Would you like a signed copy of A SMALL BLUE WHALE?   Let us know in the comment section and I will enter your name.  If you share this post of Twitter or FB, I will enter your name again.  Reblog it, and get a third entry.   The winner will be chosen at random on Wednesday, December 6, 2017.  US residents only, please.

 

Hess Truck = STEM Smarts.

While my son was growing up, one of the favorite traditions during the holiday season was the gift of a new HESS TRUCK.  These toys made their debut at Hess gas stations in 1964 and have gained in popularity over the years. Many kids receive these toys and have kept them as part of a collection.  My son has three such trucks tucked away and will no doubt hand them down to his children one day. The toys are considered collectibles and not available in stores.

This season features a DUMP TRUCK AND LOADER – with an added component: STEM lessons!

Available for FREE DOWNLOAD is a new STEM (science, technology, engineering, math) curriculum with eight lessons – all featuring the truck.  The curriculum can be used for home or school use and teaches kids about LIFTING FORCES, LEVERAGE, DEGREES OF FREEDOM, and other concepts.

Visit:  http://www.hesstoytruck.com

Kids Can Build: Free Hands-on Workshops at the Home Depot.

Do you have a child who loves working with her hands?  Does he enjoy taking things apart or building things from scratch?  Or, do you want to teach your child the proper way to use tools while creating something hand-made and original?  Try signing him or her up for one of the MONTHLY kids classes at your local Home Depot.

A recent class had children building a Military Appreciation Humvee.   Other projects have included: fire trucks, birdhouses, picture frames, toolboxes, mail organizers, race cars and many more.
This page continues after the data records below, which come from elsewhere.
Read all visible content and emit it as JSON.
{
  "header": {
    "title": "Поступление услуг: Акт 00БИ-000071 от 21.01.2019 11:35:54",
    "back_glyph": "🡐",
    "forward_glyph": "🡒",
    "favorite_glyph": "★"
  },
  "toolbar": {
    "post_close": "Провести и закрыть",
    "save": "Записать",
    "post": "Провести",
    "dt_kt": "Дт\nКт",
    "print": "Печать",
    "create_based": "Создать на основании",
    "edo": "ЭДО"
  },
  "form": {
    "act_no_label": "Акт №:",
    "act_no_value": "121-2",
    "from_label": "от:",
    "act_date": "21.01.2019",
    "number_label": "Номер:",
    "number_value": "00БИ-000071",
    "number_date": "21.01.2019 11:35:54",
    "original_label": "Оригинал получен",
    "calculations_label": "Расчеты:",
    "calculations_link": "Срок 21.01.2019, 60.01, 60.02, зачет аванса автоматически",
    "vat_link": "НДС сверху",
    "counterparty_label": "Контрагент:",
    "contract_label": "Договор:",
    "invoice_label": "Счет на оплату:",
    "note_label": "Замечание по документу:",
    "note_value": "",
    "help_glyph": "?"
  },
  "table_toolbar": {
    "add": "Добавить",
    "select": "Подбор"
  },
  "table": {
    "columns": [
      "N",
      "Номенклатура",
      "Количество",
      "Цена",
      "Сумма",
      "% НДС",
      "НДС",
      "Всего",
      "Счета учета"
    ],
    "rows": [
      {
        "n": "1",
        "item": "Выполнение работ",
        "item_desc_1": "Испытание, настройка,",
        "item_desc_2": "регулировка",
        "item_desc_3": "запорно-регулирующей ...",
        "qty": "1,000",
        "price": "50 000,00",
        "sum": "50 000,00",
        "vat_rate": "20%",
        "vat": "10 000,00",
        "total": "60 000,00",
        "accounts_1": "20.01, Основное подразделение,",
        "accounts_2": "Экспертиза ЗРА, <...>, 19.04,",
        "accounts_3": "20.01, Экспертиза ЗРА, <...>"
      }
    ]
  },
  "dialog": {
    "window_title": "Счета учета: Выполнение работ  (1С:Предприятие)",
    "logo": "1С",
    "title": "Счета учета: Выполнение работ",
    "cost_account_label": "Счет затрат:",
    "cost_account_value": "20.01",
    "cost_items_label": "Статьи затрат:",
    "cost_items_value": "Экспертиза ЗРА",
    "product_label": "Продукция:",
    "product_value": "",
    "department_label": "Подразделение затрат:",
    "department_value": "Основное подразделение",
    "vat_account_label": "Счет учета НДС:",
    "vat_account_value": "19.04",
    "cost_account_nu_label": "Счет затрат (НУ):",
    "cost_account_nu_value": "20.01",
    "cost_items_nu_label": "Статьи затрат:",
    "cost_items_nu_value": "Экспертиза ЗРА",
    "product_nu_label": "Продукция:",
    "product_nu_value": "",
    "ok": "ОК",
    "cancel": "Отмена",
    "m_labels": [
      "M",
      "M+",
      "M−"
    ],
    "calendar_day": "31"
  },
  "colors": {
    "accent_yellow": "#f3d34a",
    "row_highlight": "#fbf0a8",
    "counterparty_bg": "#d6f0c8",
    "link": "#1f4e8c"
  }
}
These classes are FREE and the store will provide all the materials needed to complete a project.  Classes take place one Saturday each month and begin around 9AM, usually lasting a few hours.  BUT…YOU must register in advance to make sure your child has a spot.  Spaces can fill up quickly. 

The Home Depot Kids Workshop is for children ages 5-12. An adult will need to stay with the child during the entirety of the Home Depot Kids Workshop.

Interested?  Here’s information from the site on how to register:

Visit Home Depot Weekly Workshops and click on the Kids Workshops tab to view the project for the upcoming Home Depot Kids Workshop.

Click the Register button and your local Home Depot by using the Find Store button.Select the store you’d like to take your child to and choose the workshop day and time.

To complete the registration, you’ll need to fill out your name, email address, number of kids attending and their names and birthdates.